- **Records shown**
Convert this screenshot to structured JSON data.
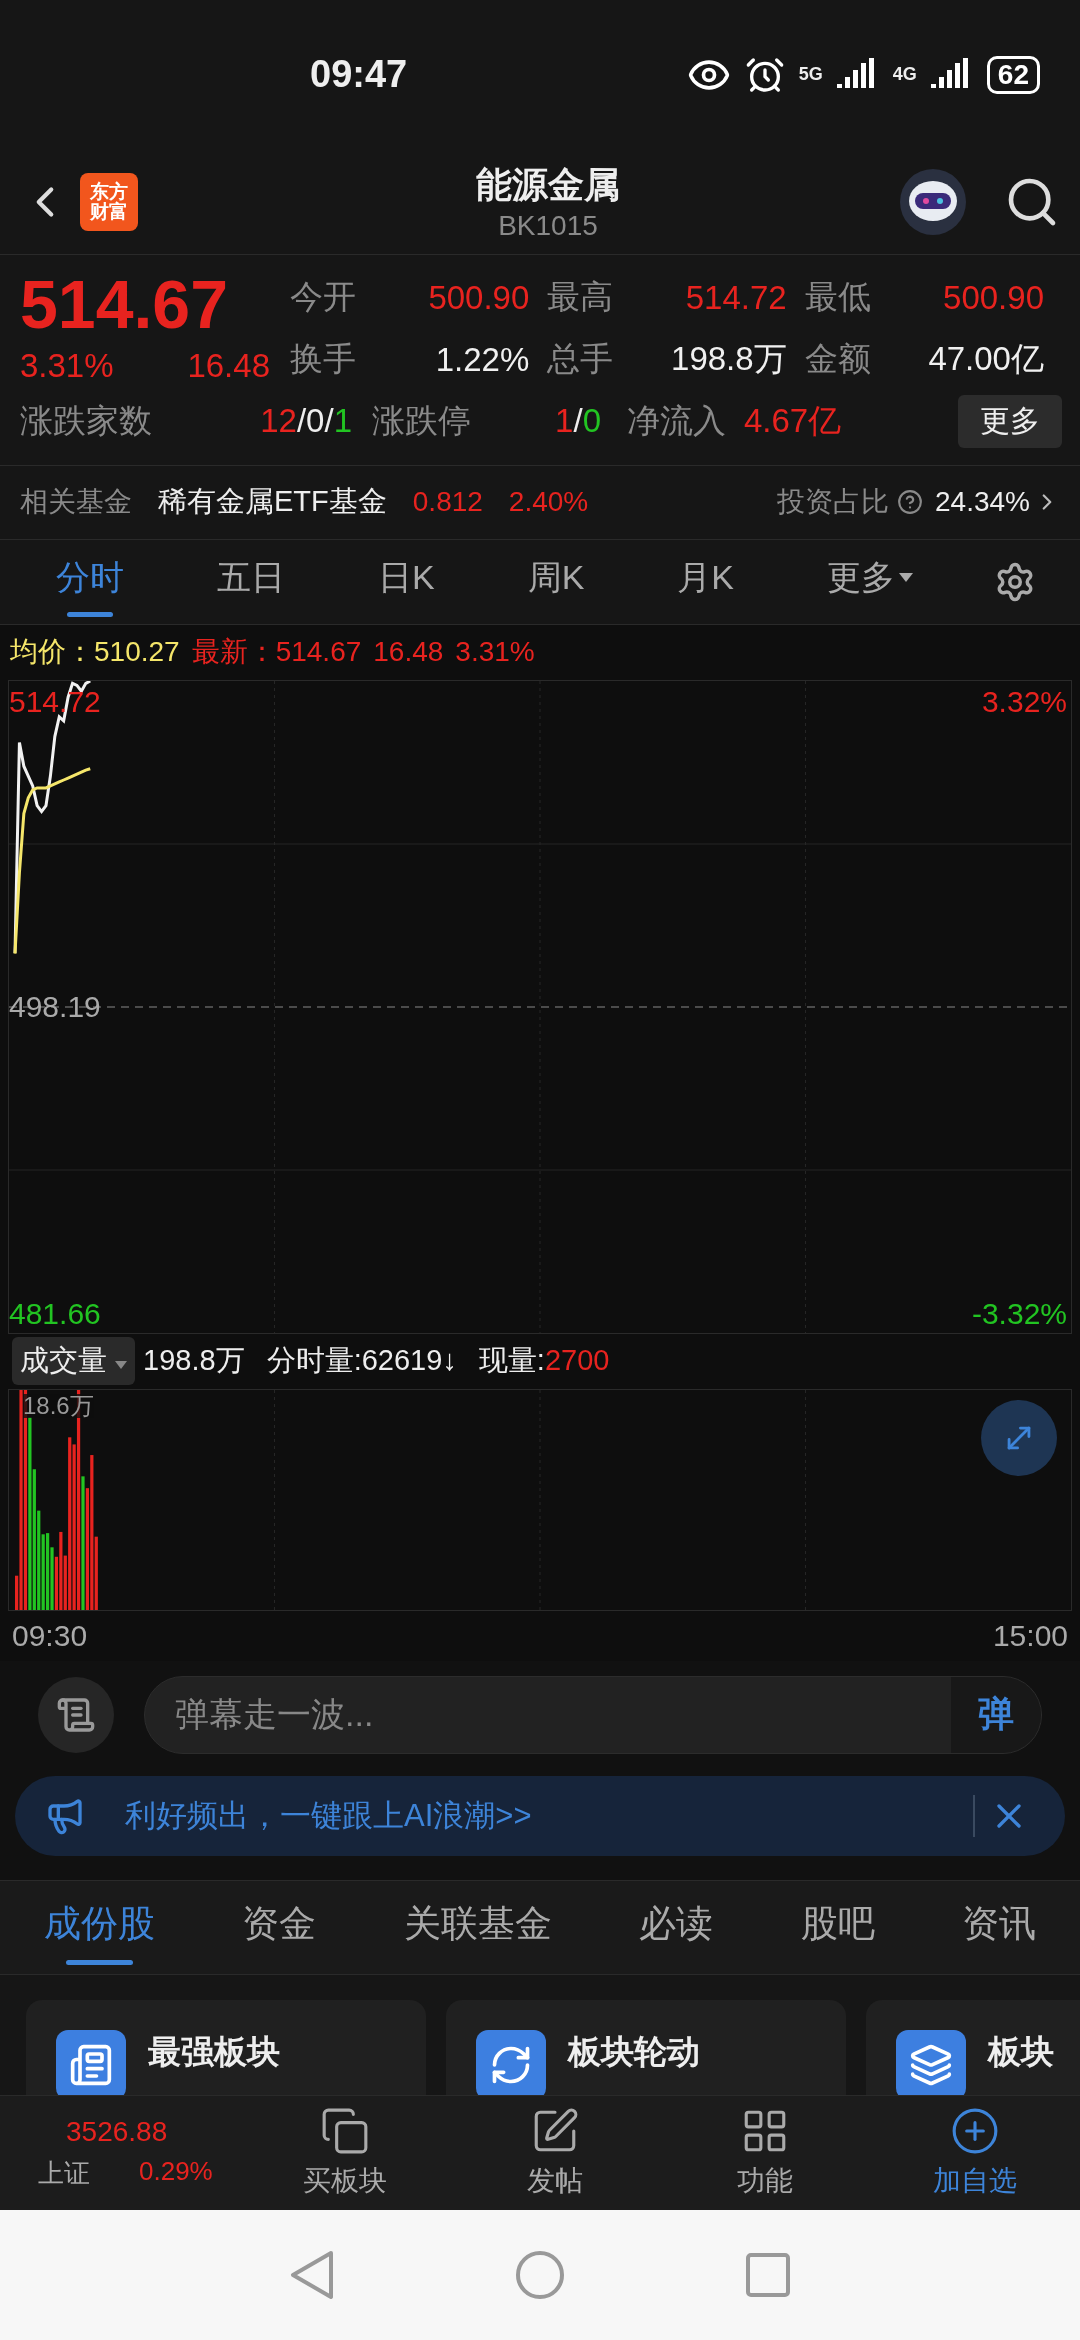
{
  "status_bar": {
    "time": "09:47",
    "net1": "5G",
    "net2": "4G",
    "battery": "62"
  },
  "header": {
    "logo_lines": [
      "东方",
      "财富"
    ],
    "title": "能源金属",
    "code": "BK1015"
  },
  "quote": {
    "price": "514.67",
    "change_pct": "3.31%",
    "change": "16.48",
    "stats": [
      {
        "label": "今开",
        "value": "500.90",
        "color": "#e8231f"
      },
      {
        "label": "最高",
        "value": "514.72",
        "color": "#e8231f"
      },
      {
        "label": "最低",
        "value": "500.90",
        "color": "#e8231f"
      },
      {
        "label": "换手",
        "value": "1.22%",
        "color": "#f0f0f0"
      },
      {
        "label": "总手",
        "value": "198.8万",
        "color": "#f0f0f0"
      },
      {
        "label": "金额",
        "value": "47.00亿",
        "color": "#f0f0f0"
      }
    ],
    "breadth": {
      "label": "涨跌家数",
      "up": "12",
      "sep1": "/",
      "flat": "0",
      "sep2": "/",
      "down": "1"
    },
    "limit": {
      "label": "涨跌停",
      "up": "1",
      "sep": "/",
      "down": "0"
    },
    "inflow": {
      "label": "净流入",
      "value": "4.67亿"
    },
    "more_button": "更多"
  },
  "fund": {
    "label": "相关基金",
    "name": "稀有金属ETF基金",
    "price": "0.812",
    "pct": "2.40%",
    "ratio_label": "投资占比",
    "ratio": "24.34%"
  },
  "chart_tabs": [
    {
      "label": "分时",
      "selected": true
    },
    {
      "label": "五日",
      "selected": false
    },
    {
      "label": "日K",
      "selected": false
    },
    {
      "label": "周K",
      "selected": false
    },
    {
      "label": "月K",
      "selected": false
    },
    {
      "label": "更多",
      "selected": false,
      "kind": "dropdown"
    }
  ],
  "info": {
    "avg_label": "均价：",
    "avg": "510.27",
    "last_label": "最新：",
    "last": "514.67",
    "change": "16.48",
    "pct": "3.31%"
  },
  "price_chart": {
    "kind": "picture",
    "high": "514.72",
    "mid": "498.19",
    "low": "481.66",
    "upper_pct": "3.32%",
    "lower_pct": "-3.32%"
  },
  "volume": {
    "selector": "成交量",
    "total": "198.8万",
    "minute_label": "分时量:",
    "minute": "62619↓",
    "now_label": "现量:",
    "now": "2700",
    "chart": {
      "kind": "picture",
      "scale_label": "18.6万"
    }
  },
  "time_axis": [
    "09:30",
    "15:00"
  ],
  "comment": {
    "placeholder": "弹幕走一波...",
    "send": "弹"
  },
  "banner": {
    "text": "利好频出，一键跟上AI浪潮>>"
  },
  "section_tabs": [
    {
      "label": "成份股",
      "selected": true
    },
    {
      "label": "资金",
      "selected": false
    },
    {
      "label": "关联基金",
      "selected": false
    },
    {
      "label": "必读",
      "selected": false
    },
    {
      "label": "股吧",
      "selected": false
    },
    {
      "label": "资讯",
      "selected": false
    }
  ],
  "cards": [
    {
      "title": "最强板块",
      "kind": "board"
    },
    {
      "title": "板块轮动",
      "kind": "rotate"
    },
    {
      "title": "板块",
      "kind": "layers"
    }
  ],
  "bottom_nav": {
    "index": {
      "value": "3526.88",
      "name": "上证",
      "pct": "0.29%"
    },
    "items": [
      {
        "label": "买板块",
        "kind": "buy",
        "selected": false
      },
      {
        "label": "发帖",
        "kind": "post",
        "selected": false
      },
      {
        "label": "功能",
        "kind": "grid",
        "selected": false
      },
      {
        "label": "加自选",
        "kind": "add",
        "selected": true
      }
    ]
  }
}
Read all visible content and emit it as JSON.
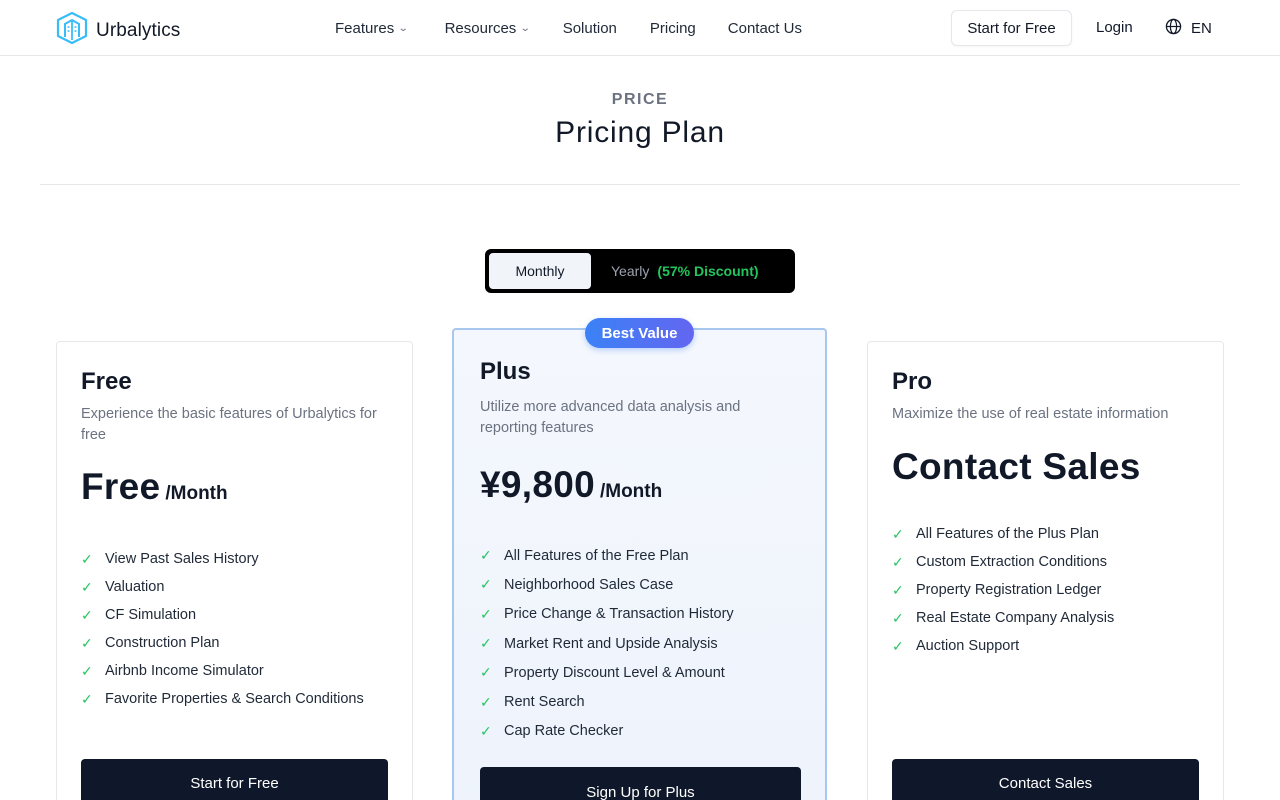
{
  "header": {
    "brand": "Urbalytics",
    "nav": [
      {
        "label": "Features",
        "has_dropdown": true
      },
      {
        "label": "Resources",
        "has_dropdown": true
      },
      {
        "label": "Solution",
        "has_dropdown": false
      },
      {
        "label": "Pricing",
        "has_dropdown": false
      },
      {
        "label": "Contact Us",
        "has_dropdown": false
      }
    ],
    "start_free_label": "Start for Free",
    "login_label": "Login",
    "language": "EN"
  },
  "hero": {
    "eyebrow": "PRICE",
    "title": "Pricing Plan"
  },
  "billing_toggle": {
    "monthly_label": "Monthly",
    "yearly_label": "Yearly",
    "yearly_discount": "(57% Discount)",
    "selected": "Monthly"
  },
  "plans": {
    "free": {
      "name": "Free",
      "description": "Experience the basic features of Urbalytics for free",
      "price": "Free",
      "unit": "/Month",
      "features": [
        "View Past Sales History",
        "Valuation",
        "CF Simulation",
        "Construction Plan",
        "Airbnb Income Simulator",
        "Favorite Properties & Search Conditions"
      ],
      "cta": "Start for Free"
    },
    "plus": {
      "badge": "Best Value",
      "name": "Plus",
      "description": "Utilize more advanced data analysis and reporting features",
      "price": "¥9,800",
      "unit": "/Month",
      "features": [
        "All Features of the Free Plan",
        "Neighborhood Sales Case",
        "Price Change & Transaction History",
        "Market Rent and Upside Analysis",
        "Property Discount Level & Amount",
        "Rent Search",
        "Cap Rate Checker"
      ],
      "cta": "Sign Up for Plus"
    },
    "pro": {
      "name": "Pro",
      "description": "Maximize the use of real estate information",
      "price": "Contact Sales",
      "features": [
        "All Features of the Plus Plan",
        "Custom Extraction Conditions",
        "Property Registration Ledger",
        "Real Estate Company Analysis",
        "Auction Support"
      ],
      "cta": "Contact Sales"
    }
  },
  "colors": {
    "accent_green": "#22c55e",
    "cta_dark": "#0f172a",
    "badge_gradient_start": "#3b82f6",
    "badge_gradient_end": "#6366f1",
    "logo_blue": "#38bdf8"
  },
  "icons": {
    "logo": "building-logo-icon",
    "dropdown": "chevron-down-icon",
    "language": "globe-icon",
    "feature": "check-icon"
  }
}
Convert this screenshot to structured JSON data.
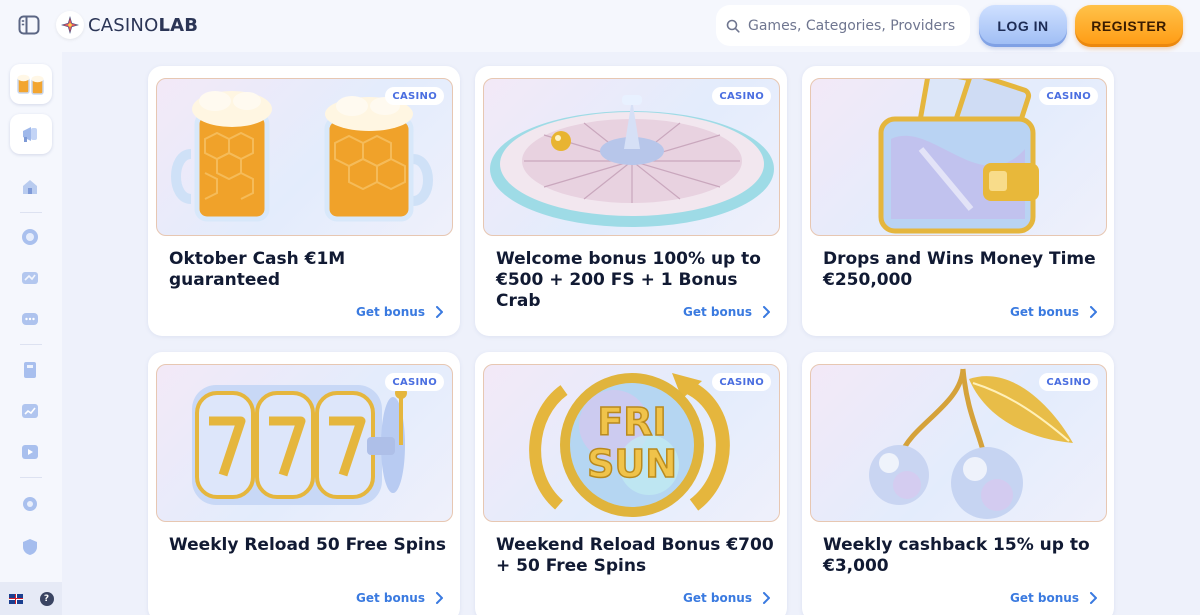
{
  "header": {
    "logo_prefix": "CASINO",
    "logo_suffix": "LAB",
    "search_placeholder": "Games, Categories, Providers",
    "login_label": "LOG IN",
    "register_label": "REGISTER"
  },
  "sidebar": {
    "items": [
      {
        "name": "oktoberfest-promo",
        "icon": "beer-mugs-icon"
      },
      {
        "name": "promotions",
        "icon": "megaphone-icon"
      },
      {
        "name": "home",
        "icon": "home-icon"
      },
      {
        "name": "casino",
        "icon": "chip-icon"
      },
      {
        "name": "slots",
        "icon": "slots-icon"
      },
      {
        "name": "live",
        "icon": "chat-icon"
      },
      {
        "name": "rules",
        "icon": "book-icon"
      },
      {
        "name": "tournaments",
        "icon": "chart-icon"
      },
      {
        "name": "video",
        "icon": "play-icon"
      },
      {
        "name": "settings",
        "icon": "gear-icon"
      },
      {
        "name": "security",
        "icon": "shield-icon"
      }
    ],
    "footer": {
      "language": "flag-uk-icon",
      "help": "?"
    }
  },
  "cards": [
    {
      "badge": "CASINO",
      "title": "Oktober Cash €1M guaranteed",
      "cta": "Get bonus",
      "image": "beer-mugs"
    },
    {
      "badge": "CASINO",
      "title": "Welcome bonus 100% up to €500 + 200 FS + 1 Bonus Crab",
      "cta": "Get bonus",
      "image": "roulette-wheel"
    },
    {
      "badge": "CASINO",
      "title": "Drops and Wins Money Time €250,000",
      "cta": "Get bonus",
      "image": "wallet"
    },
    {
      "badge": "CASINO",
      "title": "Weekly Reload 50 Free Spins",
      "cta": "Get bonus",
      "image": "slot-reels-777"
    },
    {
      "badge": "CASINO",
      "title": "Weekend Reload Bonus €700 + 50 Free Spins",
      "cta": "Get bonus",
      "image": "fri-sun-coin",
      "image_text_1": "FRI",
      "image_text_2": "SUN"
    },
    {
      "badge": "CASINO",
      "title": "Weekly cashback 15% up to €3,000",
      "cta": "Get bonus",
      "image": "cherries"
    }
  ],
  "colors": {
    "accent_blue": "#3a7ae0",
    "register_orange": "#ff9a12",
    "login_blue": "#9dbcf4",
    "background": "#eef1fb"
  }
}
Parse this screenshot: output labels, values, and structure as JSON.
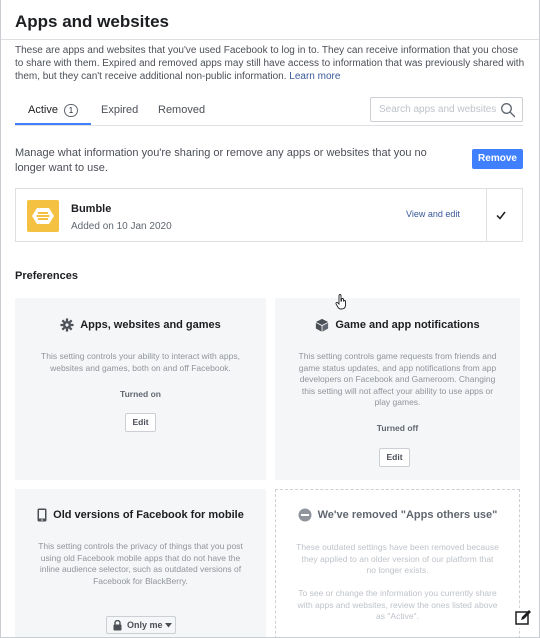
{
  "header": {
    "title": "Apps and websites"
  },
  "intro": {
    "text": "These are apps and websites that you've used Facebook to log in to. They can receive information that you chose to share with them. Expired and removed apps may still have access to information that was previously shared with them, but they can't receive additional non-public information.",
    "learn_more": "Learn more"
  },
  "tabs": {
    "active_label": "Active",
    "active_count": "1",
    "expired_label": "Expired",
    "removed_label": "Removed"
  },
  "search": {
    "placeholder": "Search apps and websites"
  },
  "manage": {
    "text": "Manage what information you're sharing or remove any apps or websites that you no longer want to use.",
    "remove_label": "Remove"
  },
  "apps": [
    {
      "name": "Bumble",
      "added": "Added on 10 Jan 2020",
      "view_edit": "View and edit",
      "checked": true
    }
  ],
  "preferences": {
    "title": "Preferences",
    "cards": [
      {
        "title": "Apps, websites and games",
        "icon": "gear-icon",
        "body": "This setting controls your ability to interact with apps, websites and games, both on and off Facebook.",
        "status": "Turned on",
        "edit_label": "Edit"
      },
      {
        "title": "Game and app notifications",
        "icon": "cube-icon",
        "body": "This setting controls game requests from friends and game status updates, and app notifications from app developers on Facebook and Gameroom. Changing this setting will not affect your ability to use apps or play games.",
        "status": "Turned off",
        "edit_label": "Edit"
      },
      {
        "title": "Old versions of Facebook for mobile",
        "icon": "mobile-phone-icon",
        "body": "This setting controls the privacy of things that you post using old Facebook mobile apps that do not have the inline audience selector, such as outdated versions of Facebook for BlackBerry.",
        "audience_label": "Only me"
      },
      {
        "title": "We've removed \"Apps others use\"",
        "icon": "minus-circle-icon",
        "body1": "These outdated settings have been removed because they applied to an older version of our platform that no longer exists.",
        "body2": "To see or change the information you currently share with apps and websites, review the ones listed above as \"Active\"."
      }
    ]
  },
  "colors": {
    "accent": "#4080ff",
    "link": "#385898",
    "bumble_yellow": "#f5c142"
  }
}
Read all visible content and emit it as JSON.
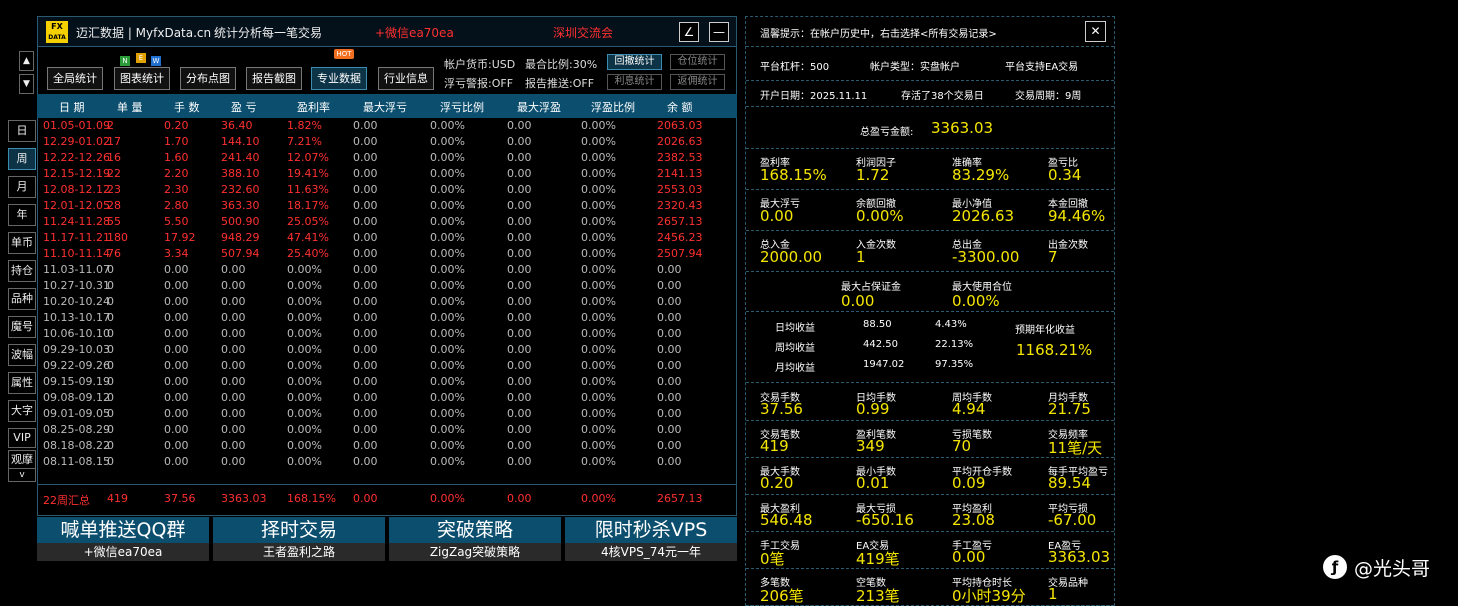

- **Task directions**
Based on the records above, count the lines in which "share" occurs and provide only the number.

- **Exercise answer**
2